Talking with loved ones about probate

When it comes to estate matters, a myriad of issues could affect you, whether you are in the early stages of setting up your estate plan or are struggling with your duties as an executor. At Joseph A. Ledwidge, we can sympathize with people who have encountered these challenges in all parts of New York. Unfortunately, they can create a rift between family members, which can be even more devastating after a loved one has passed away. As a result, you should try to work with your loved ones to lock in a positive outcome, regardless of the nature of your complications.

Whether you wish to remove someone who has been named the executor of an estate because you believe they have not lived up to their fiduciary duties or if you are accused of not managing an estate properly, it may be helpful to discuss things with your family.

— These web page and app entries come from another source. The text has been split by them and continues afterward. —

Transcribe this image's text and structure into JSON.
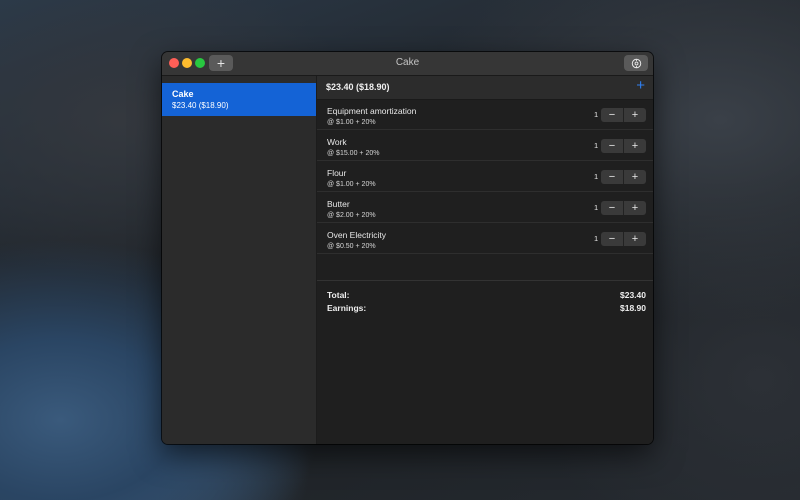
{
  "window": {
    "title": "Cake"
  },
  "toolbar": {
    "add_label": "+"
  },
  "sidebar": {
    "items": [
      {
        "name": "Cake",
        "subtitle": "$23.40 ($18.90)"
      }
    ]
  },
  "main": {
    "header_title": "$23.40 ($18.90)",
    "add_label": "+",
    "rows": [
      {
        "name": "Equipment amortization",
        "price": "@ $1.00 + 20%",
        "qty": "1"
      },
      {
        "name": "Work",
        "price": "@ $15.00 + 20%",
        "qty": "1"
      },
      {
        "name": "Flour",
        "price": "@ $1.00 + 20%",
        "qty": "1"
      },
      {
        "name": "Butter",
        "price": "@ $2.00 + 20%",
        "qty": "1"
      },
      {
        "name": "Oven Electricity",
        "price": "@ $0.50 + 20%",
        "qty": "1"
      }
    ],
    "stepper": {
      "minus": "−",
      "plus": "+"
    },
    "totals": {
      "total_label": "Total:",
      "total_value": "$23.40",
      "earnings_label": "Earnings:",
      "earnings_value": "$18.90"
    }
  },
  "colors": {
    "accent": "#1463d6",
    "add_blue": "#2f7ff0"
  }
}
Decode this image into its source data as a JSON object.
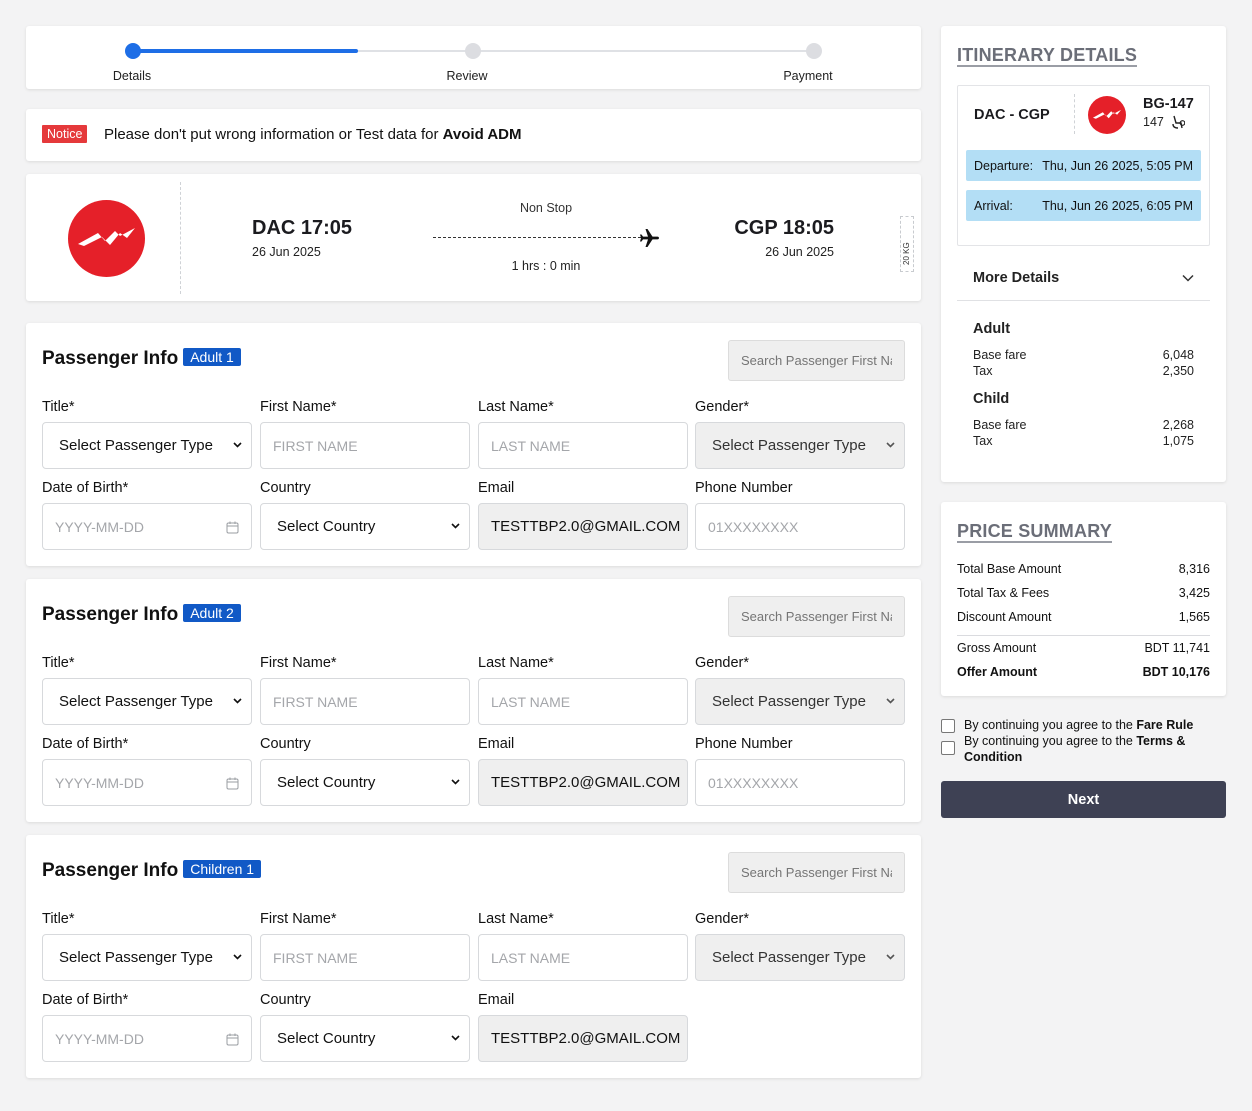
{
  "stepper": {
    "steps": [
      {
        "label": "Details",
        "active": true
      },
      {
        "label": "Review",
        "active": false
      },
      {
        "label": "Payment",
        "active": false
      }
    ],
    "progress_percent": 33
  },
  "notice": {
    "badge": "Notice",
    "text": "Please don't put wrong information or Test data for ",
    "highlight": "Avoid ADM"
  },
  "flight": {
    "departure": {
      "code_time": "DAC 17:05",
      "date": "26 Jun 2025"
    },
    "arrival": {
      "code_time": "CGP 18:05",
      "date": "26 Jun 2025"
    },
    "stops": "Non Stop",
    "duration": "1 hrs : 0 min",
    "baggage": "20 KG",
    "airline_brand_color": "#e52029"
  },
  "passengers": [
    {
      "heading": "Passenger Info",
      "badge": "Adult 1",
      "search_placeholder": "Search Passenger First Name",
      "labels": {
        "title": "Title*",
        "first_name": "First Name*",
        "last_name": "Last Name*",
        "gender": "Gender*",
        "dob": "Date of Birth*",
        "country": "Country",
        "email": "Email",
        "phone": "Phone Number"
      },
      "title_value": "Select Passenger Type",
      "first_name_placeholder": "FIRST NAME",
      "last_name_placeholder": "LAST NAME",
      "gender_value": "Select Passenger Type",
      "dob_placeholder": "YYYY-MM-DD",
      "country_value": "Select Country",
      "email_value": "TESTTBP2.0@GMAIL.COM",
      "phone_placeholder": "01XXXXXXXX"
    },
    {
      "heading": "Passenger Info",
      "badge": "Adult 2",
      "search_placeholder": "Search Passenger First Name",
      "labels": {
        "title": "Title*",
        "first_name": "First Name*",
        "last_name": "Last Name*",
        "gender": "Gender*",
        "dob": "Date of Birth*",
        "country": "Country",
        "email": "Email",
        "phone": "Phone Number"
      },
      "title_value": "Select Passenger Type",
      "first_name_placeholder": "FIRST NAME",
      "last_name_placeholder": "LAST NAME",
      "gender_value": "Select Passenger Type",
      "dob_placeholder": "YYYY-MM-DD",
      "country_value": "Select Country",
      "email_value": "TESTTBP2.0@GMAIL.COM",
      "phone_placeholder": "01XXXXXXXX"
    },
    {
      "heading": "Passenger Info",
      "badge": "Children 1",
      "search_placeholder": "Search Passenger First Name",
      "labels": {
        "title": "Title*",
        "first_name": "First Name*",
        "last_name": "Last Name*",
        "gender": "Gender*",
        "dob": "Date of Birth*",
        "country": "Country",
        "email": "Email"
      },
      "title_value": "Select Passenger Type",
      "first_name_placeholder": "FIRST NAME",
      "last_name_placeholder": "LAST NAME",
      "gender_value": "Select Passenger Type",
      "dob_placeholder": "YYYY-MM-DD",
      "country_value": "Select Country",
      "email_value": "TESTTBP2.0@GMAIL.COM"
    }
  ],
  "itinerary": {
    "heading": "ITINERARY DETAILS",
    "route": "DAC - CGP",
    "flight_no": "BG-147",
    "flight_sub": "147",
    "departure_label": "Departure:",
    "departure_value": "Thu, Jun 26 2025, 5:05 PM",
    "arrival_label": "Arrival:",
    "arrival_value": "Thu, Jun 26 2025, 6:05 PM",
    "highlight_color": "#b3def5",
    "more_details": "More Details",
    "fares": [
      {
        "group": "Adult",
        "rows": [
          {
            "label": "Base fare",
            "value": "6,048"
          },
          {
            "label": "Tax",
            "value": "2,350"
          }
        ]
      },
      {
        "group": "Child",
        "rows": [
          {
            "label": "Base fare",
            "value": "2,268"
          },
          {
            "label": "Tax",
            "value": "1,075"
          }
        ]
      }
    ]
  },
  "price_summary": {
    "heading": "PRICE SUMMARY",
    "rows": [
      {
        "label": "Total Base Amount",
        "value": "8,316"
      },
      {
        "label": "Total Tax & Fees",
        "value": "3,425"
      },
      {
        "label": "Discount Amount",
        "value": "1,565"
      }
    ],
    "gross": {
      "label": "Gross Amount",
      "value": "BDT 11,741"
    },
    "offer": {
      "label": "Offer Amount",
      "value": "BDT 10,176"
    }
  },
  "agreements": {
    "fare_rule_prefix": "By continuing you agree to the ",
    "fare_rule_link": "Fare Rule",
    "terms_prefix": "By continuing you agree to the ",
    "terms_link": "Terms & Condition"
  },
  "next_button": "Next",
  "colors": {
    "primary_blue": "#1e6ee6",
    "badge_blue": "#1159c6",
    "notice_red": "#e5393b",
    "button_dark": "#3e4154"
  }
}
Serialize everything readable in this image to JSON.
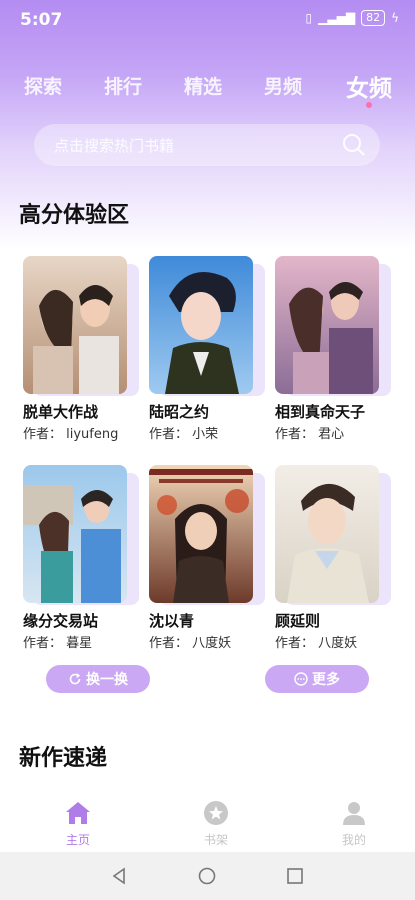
{
  "status": {
    "time": "5:07",
    "battery": "82"
  },
  "tabs": [
    {
      "label": "探索"
    },
    {
      "label": "排行"
    },
    {
      "label": "精选"
    },
    {
      "label": "男频"
    },
    {
      "label": "女频"
    }
  ],
  "search": {
    "placeholder": "点击搜索热门书籍"
  },
  "sections": {
    "high_score": "高分体验区",
    "new_works": "新作速递"
  },
  "books": [
    {
      "title": "脱单大作战",
      "author": "作者：  liyufeng"
    },
    {
      "title": "陆昭之约",
      "author": "作者：  小荣"
    },
    {
      "title": "相到真命天子",
      "author": "作者：  君心"
    },
    {
      "title": "缘分交易站",
      "author": "作者：  暮星"
    },
    {
      "title": "沈以青",
      "author": "作者：  八度妖"
    },
    {
      "title": "顾延则",
      "author": "作者：  八度妖"
    }
  ],
  "buttons": {
    "refresh": "换一换",
    "more": "更多"
  },
  "nav": [
    {
      "label": "主页"
    },
    {
      "label": "书架"
    },
    {
      "label": "我的"
    }
  ],
  "colors": {
    "accent": "#b48cf2",
    "pill": "#caa8f3",
    "active_nav": "#b07de8"
  }
}
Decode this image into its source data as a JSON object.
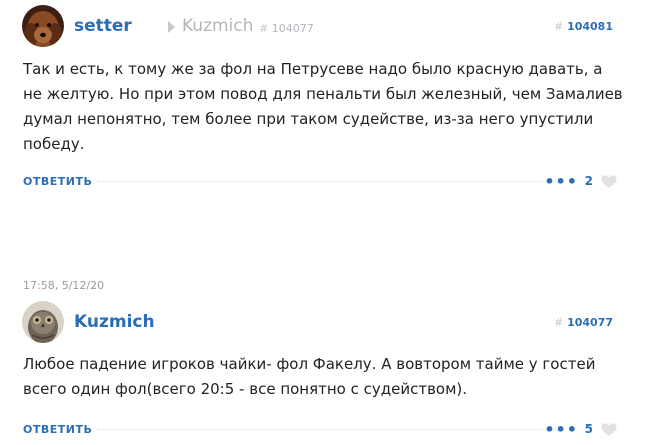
{
  "comment1": {
    "author": "setter",
    "reply_to_author": "Kuzmich",
    "reply_to_id": "104077",
    "id": "104081",
    "text": "Так и есть, к тому же за фол на Петрусеве надо было красную давать, а не желтую. Но при этом повод для пенальти был железный, чем Замалиев думал непонятно, тем более при таком судействе, из-за него упустили победу.",
    "reply_label": "ОТВЕТИТЬ",
    "more_label": "•••",
    "likes": "2"
  },
  "comment2": {
    "timestamp": "17:58, 5/12/20",
    "author": "Kuzmich",
    "id": "104077",
    "text": "Любое падение игроков чайки- фол Факелу. А вовтором тайме у гостей всего один фол(всего 20:5 - все понятно с судейством).",
    "reply_label": "ОТВЕТИТЬ",
    "more_label": "•••",
    "likes": "5"
  },
  "icons": {
    "hash": "#",
    "heart": "heart-icon",
    "reply_arrow": "caret-right-icon"
  }
}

Unfortunately, this is not always possible, especially in cases where families are pitted against each other over probate topics or any estate matters. While family members who are close to one another (such as a spouse or children) should try to reach an agreement amicably, if possible, these issues can bring in others who may not have been as close to the decedent (such as a niece or cousin).

The probate process can impact an estate's value

The loss of your loved one is a difficult time. One of the things that might make it a bit harder is if you are having to go through the probate process to handle your loved one's estate. Of course, even having to go through the probate process is a lot easier than having to handle things if your loved one died intestate.

If you are facing this prospect right now, you should understand the purpose of probate and some of the specifics related to it so that you can make sure you are on top of things.

Wills and addressing undue influence

On this blog, we have covered many of the reasons why wills may be disputed, from wills that have been lost to insufficient mental capacity. However, undue influence is another reason why wills are disputed. At Joseph A. Ledwidge, our Queens law firm can sympathize with families who are going through a bitter will dispute. Sadly, disagreements over a will can make life even harder for those who are already dealing with strong emotions after their loved one passed away.

If you have been accused of undue influence, you need to carefully examine the relevant details of the situation. Being accused of manipulating a loved one who was vulnerable can be incredibly painful, especially if the accusations are completely false. During this challenging time, you must try to stay level-headed and do everything in your power to have the truth revealed in court. On the other hand, you may suspect that someone exerted undue influence over your loved one, such as coercing them into making certain changes to the will. If you firmly believe that this occurred, you should not hesitate to work towards a possible solution.